Torah mantles are characterized as klei kodesh, “implements of holiness.” In 2005, I was invited by Rabbi Liza Stern of Congregation Eitz Chayim (Cambridge, MA) to create an “everyday” mantle for the community’s Torah. The task of fabricating a ritual garment – that by virtue of its beauty and function would signal the central presence of Judaism’s core sacred texts and implicate the human body in undressing and dressing the Torah scroll – was daunting. Over several years’ time the project inspired my in-depth encounters with the ancient narrative that I experienced in conjunction with rabbinic traditions of midrash, the interpretation and re-interpretation of the biblical text, in close relationship with the vibrant life of the congregation. The time-intensive, laborious fabrication of the mantle proved itself to possess an unfathomable depth of potential as it led me in an unfolding journey of hiddur mitzvah, “beautification of the Commandments,” where each stitch is encoded with meaning. The investigation guiding my design of the mantle spawned an additional congregational project for the collective spinning and weaving of a ritual textile used to bind the Torah scrolls together.
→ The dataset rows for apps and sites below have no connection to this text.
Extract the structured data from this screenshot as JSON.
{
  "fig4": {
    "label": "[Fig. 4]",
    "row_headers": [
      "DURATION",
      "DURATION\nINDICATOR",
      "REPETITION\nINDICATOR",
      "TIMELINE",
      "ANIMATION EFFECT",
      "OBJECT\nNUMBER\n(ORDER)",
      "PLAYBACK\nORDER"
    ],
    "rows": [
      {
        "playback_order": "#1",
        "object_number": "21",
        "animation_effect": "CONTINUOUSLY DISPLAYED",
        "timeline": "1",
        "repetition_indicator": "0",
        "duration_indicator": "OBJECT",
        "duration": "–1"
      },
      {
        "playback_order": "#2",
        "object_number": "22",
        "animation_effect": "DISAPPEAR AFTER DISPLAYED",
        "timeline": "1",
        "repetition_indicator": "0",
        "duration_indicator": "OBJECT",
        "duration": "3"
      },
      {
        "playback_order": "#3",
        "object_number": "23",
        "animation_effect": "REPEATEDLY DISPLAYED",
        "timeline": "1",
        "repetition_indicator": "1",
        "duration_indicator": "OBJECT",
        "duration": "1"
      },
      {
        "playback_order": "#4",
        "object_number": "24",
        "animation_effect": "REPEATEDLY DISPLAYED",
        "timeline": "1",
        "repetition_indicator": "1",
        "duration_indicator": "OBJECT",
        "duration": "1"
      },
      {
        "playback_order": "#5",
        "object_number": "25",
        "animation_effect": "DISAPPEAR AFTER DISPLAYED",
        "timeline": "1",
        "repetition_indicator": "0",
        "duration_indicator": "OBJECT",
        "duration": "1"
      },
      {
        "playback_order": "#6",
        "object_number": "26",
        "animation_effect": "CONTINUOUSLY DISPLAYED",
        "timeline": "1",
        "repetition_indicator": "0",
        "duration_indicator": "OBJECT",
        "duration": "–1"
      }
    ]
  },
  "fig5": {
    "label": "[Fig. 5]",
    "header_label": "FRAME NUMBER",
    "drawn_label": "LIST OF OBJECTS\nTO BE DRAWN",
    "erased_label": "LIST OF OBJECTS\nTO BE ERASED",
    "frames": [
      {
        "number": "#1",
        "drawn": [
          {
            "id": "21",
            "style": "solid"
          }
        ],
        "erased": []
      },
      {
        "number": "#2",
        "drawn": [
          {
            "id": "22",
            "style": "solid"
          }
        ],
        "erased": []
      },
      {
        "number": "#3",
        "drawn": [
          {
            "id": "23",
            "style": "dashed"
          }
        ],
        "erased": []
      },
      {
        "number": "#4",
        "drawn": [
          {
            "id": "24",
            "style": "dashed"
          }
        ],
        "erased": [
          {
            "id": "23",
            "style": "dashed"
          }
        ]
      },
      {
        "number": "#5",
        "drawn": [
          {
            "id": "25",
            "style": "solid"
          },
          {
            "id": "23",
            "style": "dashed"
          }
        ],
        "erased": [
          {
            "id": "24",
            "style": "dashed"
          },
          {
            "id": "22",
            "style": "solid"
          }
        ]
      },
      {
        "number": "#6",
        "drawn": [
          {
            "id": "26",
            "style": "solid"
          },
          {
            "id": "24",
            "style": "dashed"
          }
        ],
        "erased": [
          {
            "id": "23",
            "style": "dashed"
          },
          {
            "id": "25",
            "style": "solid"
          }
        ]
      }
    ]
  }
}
Eitz Chayim Torah Mantle (completed in 2011) | Photos: George Bouret